Over the last few years, Mickle has been firmly entrenched in building worlds for two offbeat superhero franchises, DC’s “The Suicide Squad” and Marvel’s “Guardians of the Galaxy,” both helmed by director James Gunn.
“With a background firmly rooted in modestly budgeted independent film, I was incredibly surprised when director James Gunn hired me to design ‘Guardians of the Galaxy 3,'” Mickle told Production Designers Collective in 2020, “Good advice I received was to try to design in a way that would warrant at least some of the set to be physically built. Time and time again we hear how disorienting it is for actors and the crew to work in an entirely green or blue-screen environment, and I genuinely believe that disorientation comes across on film.”
When it comes to preparing for a meeting with a director, Mickle broke down her presentation with Pushing Pixels, explaining that she has two main items that she brings to every interview. “The first is my portfolio that has hardcopy photos of all the main sets I’ve done, and I always include ‘before’ and ‘after’ photos,” she said. “They show the locations before we started working on them, completely empty stages or sets in a warehouse, and then after we’ve done our job to rebuild or decorate from scratch. This shows the transformations and the possibilities.” Mickle continued, “The other thing I bring to the interview is a book of inspiration photos that I pull together after reading the script and imagining my vision for it.” She explained, “I pull hundreds of reference photos for the overall tone and color, and then I pull out the top five or six sets from the script and show reference images for each one so that the director can see the direction I’m imagining for the sets.”
Mickle has not shied away from offering advice and insight about her creative process over the years, helping clarify the needs of directors and best practices for successful production designers. “A director looks for a creative collaborator in a production designer,” she told Toffolo. “The best production designers are those who go far beyond what’s on the script page and really try to create a full world for the film.” She urged production designers to “shape the overall tone” and to “create authentic and rich spaces for the characters, consider locations/sets that aren’t scripted but could help make the film[the] best that it can be.”

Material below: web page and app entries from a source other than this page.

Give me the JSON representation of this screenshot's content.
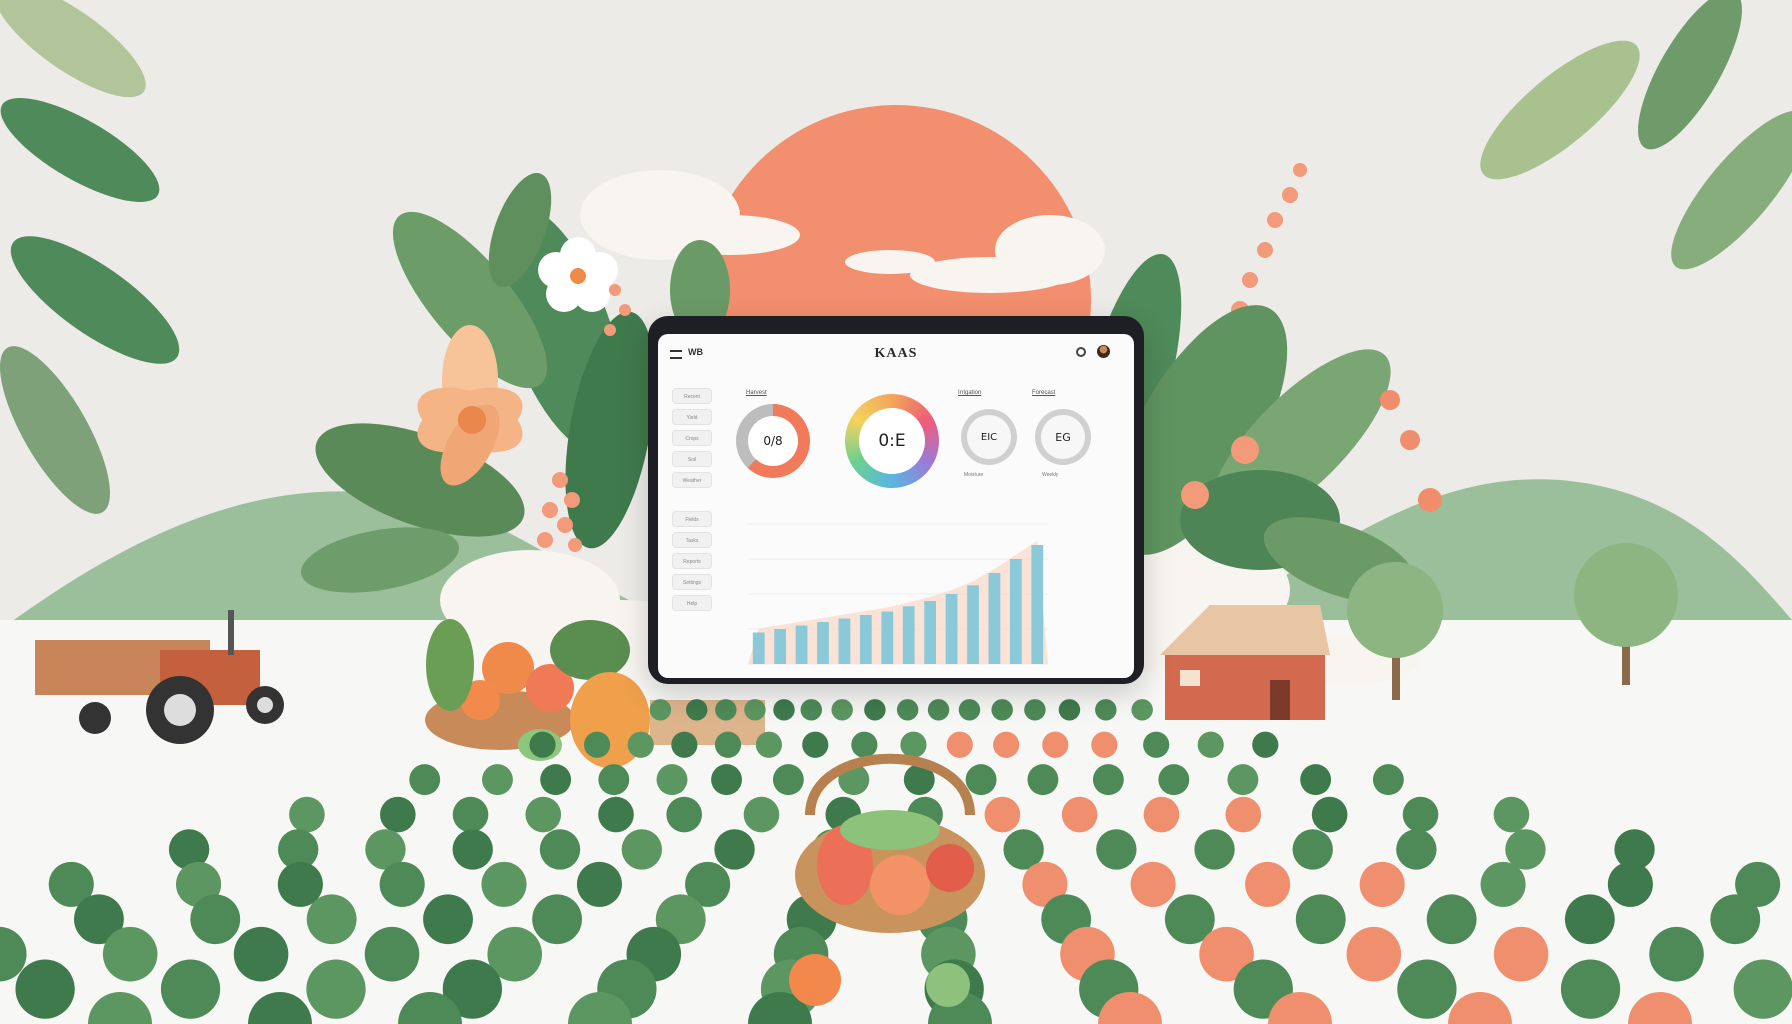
{
  "app": {
    "title": "KAAS",
    "brand_small": "WB",
    "icons": {
      "menu": "menu-icon",
      "settings": "gear-icon",
      "profile": "avatar"
    }
  },
  "sidebar": {
    "items": [
      {
        "label": "Recent"
      },
      {
        "label": "Yield"
      },
      {
        "label": "Crops"
      },
      {
        "label": "Soil"
      },
      {
        "label": "Weather"
      },
      {
        "label": "Fields"
      },
      {
        "label": "Tasks"
      },
      {
        "label": "Reports"
      },
      {
        "label": "Settings"
      },
      {
        "label": "Help"
      }
    ]
  },
  "stats": [
    {
      "label": "Harvest",
      "value": "0/8",
      "progress": 0.62,
      "accent": "#f07a5a"
    },
    {
      "label": "",
      "value": "0:E",
      "progress": 1.0
    },
    {
      "label": "Irrigation",
      "value": "EIC",
      "caption": "Moisture"
    },
    {
      "label": "Forecast",
      "value": "EG",
      "caption": "Weekly"
    }
  ],
  "colors": {
    "accent": "#f07a5a",
    "bar": "#8cc9d8",
    "sun": "#f28f6e",
    "leaf": "#5e8f5a",
    "background": "#ecebe8"
  },
  "chart_data": {
    "type": "bar",
    "title": "",
    "xlabel": "",
    "ylabel": "",
    "values": [
      18,
      20,
      22,
      24,
      26,
      28,
      30,
      33,
      36,
      40,
      45,
      52,
      60,
      68
    ],
    "ylim": [
      0,
      80
    ],
    "area_trend": true,
    "grid": true
  }
}
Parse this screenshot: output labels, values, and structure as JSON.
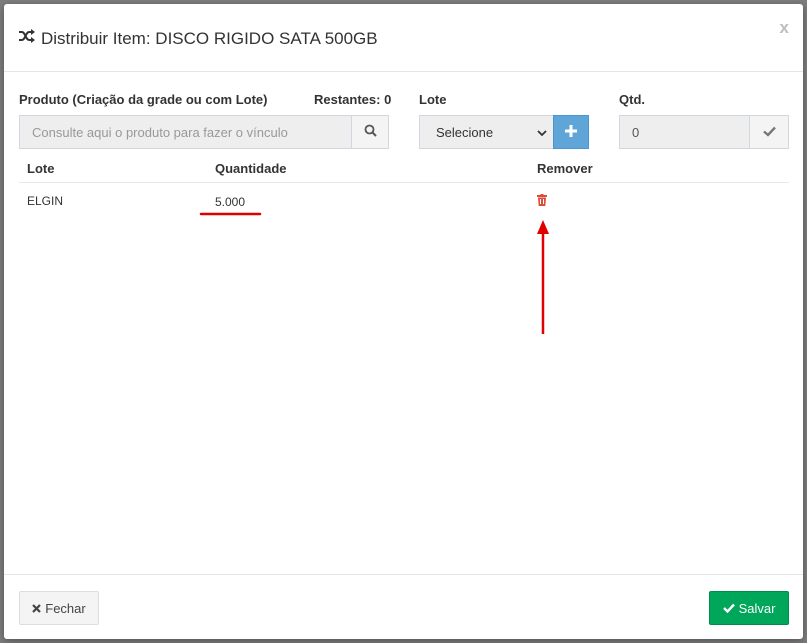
{
  "modal": {
    "title": "Distribuir Item: DISCO RIGIDO SATA 500GB",
    "close_label": "x"
  },
  "form": {
    "produto_label": "Produto (Criação da grade ou com Lote)",
    "restantes_label": "Restantes: 0",
    "produto_placeholder": "Consulte aqui o produto para fazer o vínculo",
    "lote_label": "Lote",
    "lote_selected": "Selecione",
    "qtd_label": "Qtd.",
    "qtd_value": "0"
  },
  "table": {
    "headers": [
      "Lote",
      "Quantidade",
      "Remover"
    ],
    "rows": [
      {
        "lote": "ELGIN",
        "quantidade": "5.000"
      }
    ]
  },
  "footer": {
    "fechar_label": "Fechar",
    "salvar_label": "Salvar"
  },
  "colors": {
    "plus_button": "#60a5d8",
    "salvar_button": "#00a65a",
    "trash_icon": "#dd4b39",
    "annotation": "#e00000"
  },
  "icons": {
    "title": "shuffle-icon",
    "search": "search-icon",
    "add": "plus-icon",
    "confirm": "check-icon",
    "remove": "trash-icon",
    "fechar": "close-icon",
    "salvar": "check-icon"
  }
}
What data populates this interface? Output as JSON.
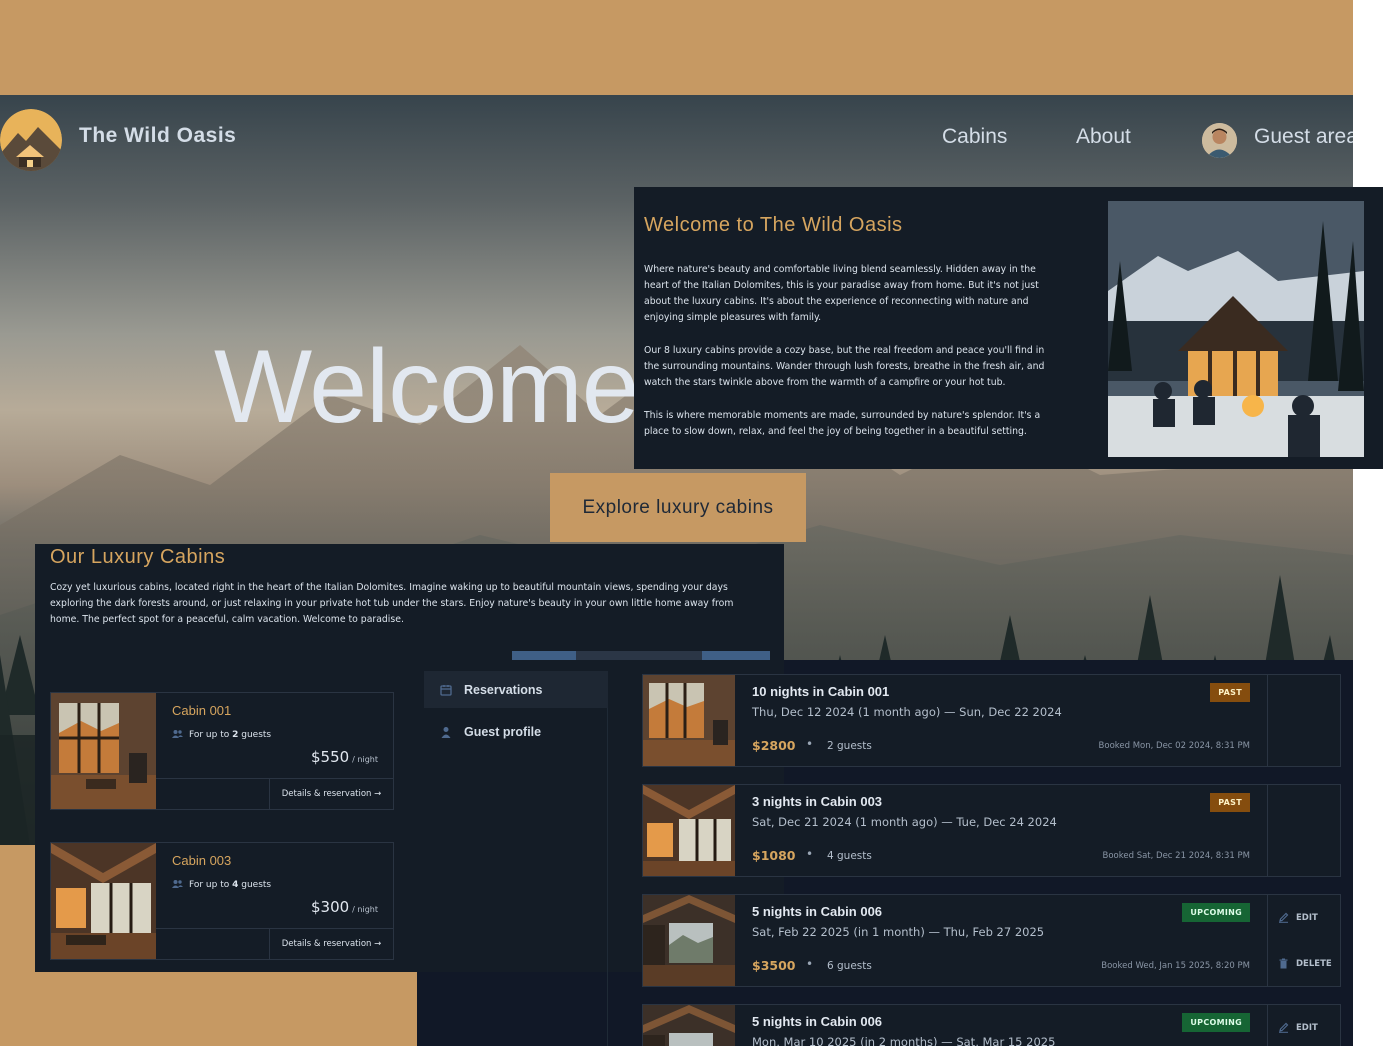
{
  "navbar": {
    "brand": "The Wild Oasis",
    "links": [
      "Cabins",
      "About"
    ],
    "guest_area": "Guest area"
  },
  "hero": {
    "title": "Welcome",
    "cta": "Explore luxury cabins"
  },
  "about": {
    "title": "Welcome to The Wild Oasis",
    "paragraphs": [
      "Where nature's beauty and comfortable living blend seamlessly. Hidden away in the heart of the Italian Dolomites, this is your paradise away from home. But it's not just about the luxury cabins. It's about the experience of reconnecting with nature and enjoying simple pleasures with family.",
      "Our 8 luxury cabins provide a cozy base, but the real freedom and peace you'll find in the surrounding mountains. Wander through lush forests, breathe in the fresh air, and watch the stars twinkle above from the warmth of a campfire or your hot tub.",
      "This is where memorable moments are made, surrounded by nature's splendor. It's a place to slow down, relax, and feel the joy of being together in a beautiful setting."
    ]
  },
  "cabins_section": {
    "title": "Our Luxury Cabins",
    "description": "Cozy yet luxurious cabins, located right in the heart of the Italian Dolomites. Imagine waking up to beautiful mountain views, spending your days exploring the dark forests around, or just relaxing in your private hot tub under the stars. Enjoy nature's beauty in your own little home away from home. The perfect spot for a peaceful, calm vacation. Welcome to paradise.",
    "cabins": [
      {
        "name": "Cabin 001",
        "capacity_prefix": "For up to ",
        "capacity_num": "2",
        "capacity_suffix": " guests",
        "price": "$550",
        "per_night": "/ night",
        "details": "Details & reservation →"
      },
      {
        "name": "Cabin 003",
        "capacity_prefix": "For up to ",
        "capacity_num": "4",
        "capacity_suffix": " guests",
        "price": "$300",
        "per_night": "/ night",
        "details": "Details & reservation →"
      }
    ]
  },
  "account_nav": {
    "items": [
      "Reservations",
      "Guest profile"
    ]
  },
  "reservations": [
    {
      "title": "10 nights in Cabin 001",
      "dates": "Thu, Dec 12 2024 (1 month ago) — Sun, Dec 22 2024",
      "price": "$2800",
      "guests": "2 guests",
      "booked": "Booked Mon, Dec 02 2024, 8:31 PM",
      "status": "PAST"
    },
    {
      "title": "3 nights in Cabin 003",
      "dates": "Sat, Dec 21 2024 (1 month ago) — Tue, Dec 24 2024",
      "price": "$1080",
      "guests": "4 guests",
      "booked": "Booked Sat, Dec 21 2024, 8:31 PM",
      "status": "PAST"
    },
    {
      "title": "5 nights in Cabin 006",
      "dates": "Sat, Feb 22 2025 (in 1 month) — Thu, Feb 27 2025",
      "price": "$3500",
      "guests": "6 guests",
      "booked": "Booked Wed, Jan 15 2025, 8:20 PM",
      "status": "UPCOMING",
      "edit": "EDIT",
      "delete": "DELETE"
    },
    {
      "title": "5 nights in Cabin 006",
      "dates": "Mon, Mar 10 2025 (in 2 months) — Sat, Mar 15 2025",
      "status": "UPCOMING",
      "edit": "EDIT"
    }
  ],
  "separator": "•",
  "colors": {
    "accent": "#c69963",
    "panel": "#141c26",
    "past_badge": "#854d0e",
    "upcoming_badge": "#166534"
  },
  "icons": [
    "users-icon",
    "calendar-icon",
    "user-icon",
    "pencil-icon",
    "trash-icon"
  ]
}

Mickle’s latest two projects, “Dear Evan Hansen” and “The Suicide Squad,” are both available on HBO and HBO Max. Learn more about Beth Mickle’s work at bethmickle.com,